Tom Joyner reports

ANU-pic

The Australian National University has quietly asked a private honours society operating on its campus to “purge” the personal information of its students that it secretly handed over in a potential breach of federal laws.

ANU made the request to the Golden Key International Honours Society after an Honi Soit investigation last month revealed the university had been sharing the information with Golden Key without students’ consent.

In an email response to a privacy complaint lodged by fourth-year ANU student Benjamin Roberts, seen by Honi Soit, an ANU privacy officer said they were “looking into recently raised issues surrounding the matter of Golden Key”.

“So far as you are currently concerned, I can report that Golden Key have been asked to purge ANU addresses held by them, other than those who have joined” the email read, adding that the university was investigating the matter and took students’ privacy seriously.

A spokesperson for ANU refused to provide further comment.  

Golden Key, which has been operational on ANU’s campus since 1995, claims to provide students in the top 15 per cent of their cohort with the opportunity for networking, scholarships and conferences for a $100 joining fee.
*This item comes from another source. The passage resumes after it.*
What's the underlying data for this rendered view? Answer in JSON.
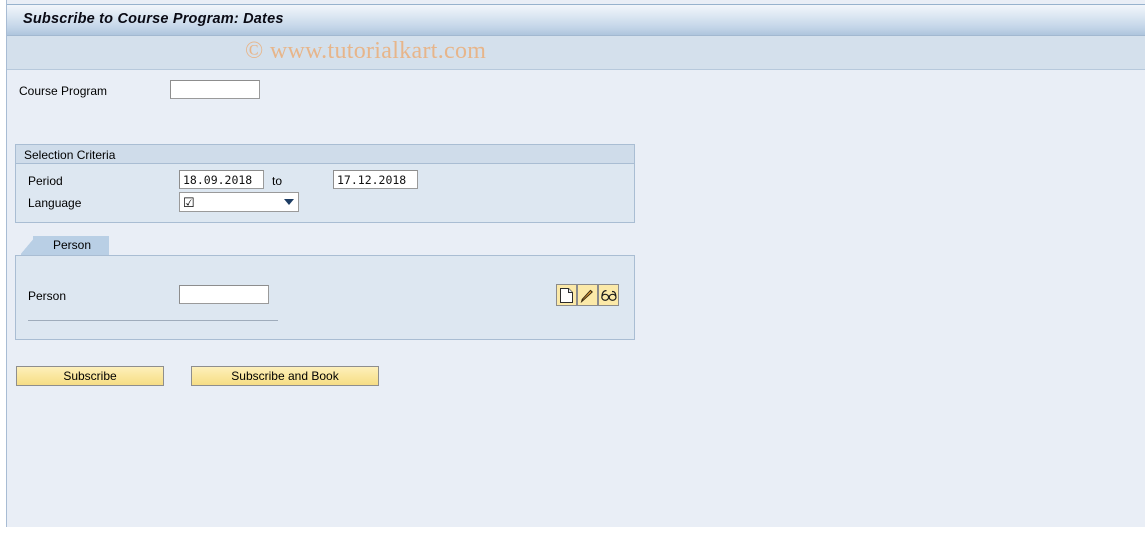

Membership to the society is on an invite-only basis.

The names, addresses and other contact information of ANU students were used by Golden Key to recruit new members via letters sent out on the university’s official stationery and signed by Pro Vice-Chancellor Richard Baker. ANU has previously denied an ‘official’ relationship with Golden Key.

But students who joined the society told Honi it did not meet their expectations and they instead were only sent marketing emails on behalf of Golden Key’s corporate sponsors.

It doesn’t fill me with a huge amount of confidence,” Roberts said. “I’d be seriously surprised if it wasn’t a breach of the Privacy Act, and it’s certainly a breach of ANU’s privacy policy as well.”

The computer science student said the breach had implications for his privacy beyond just Golden Key. “If they can [request student information], who else can, and how do I know who has access to my information beyond the ANU?”

Under the Privacy Act, ANU can only use student’s personal information for the purpose for which it was collected, presumably to enroll students to undertake study.

A spokesperson for the Office of the Australian Information Commissioner said organisations covered under the Privacy Act, including ANU, should be transparent about under what circumstances personal information will be disclosed.

“Individuals should be notified and given the opportunity to provide consent or opt out if a significant change to the use of their personal information is proposed,” the spokesperson said.

“I was surprised. I thought any university would have to be terribly careful about giving out any information,” said privacy law expert and Sydney University Law School professor Barbara McDonald.

“Quite apart from being in breach of the Australian Privacy Principles, they could be in breach of confidence which is a common law right.”

Several current and former ANU academic staff have been directly involved with Golden Key while also employed at the university, including senior lecturer Vinh Lu, adjunct associate professor Selwyn Cornish, and former Vice-Chancellor Ian Chubb.

Golden Key’s Sydney-based director Joshua Ang has repeatedly denied there was any commercial relationship between Golden Key and the ANU, and said instead the relationship was “in-kind”. He has been contacted for comment.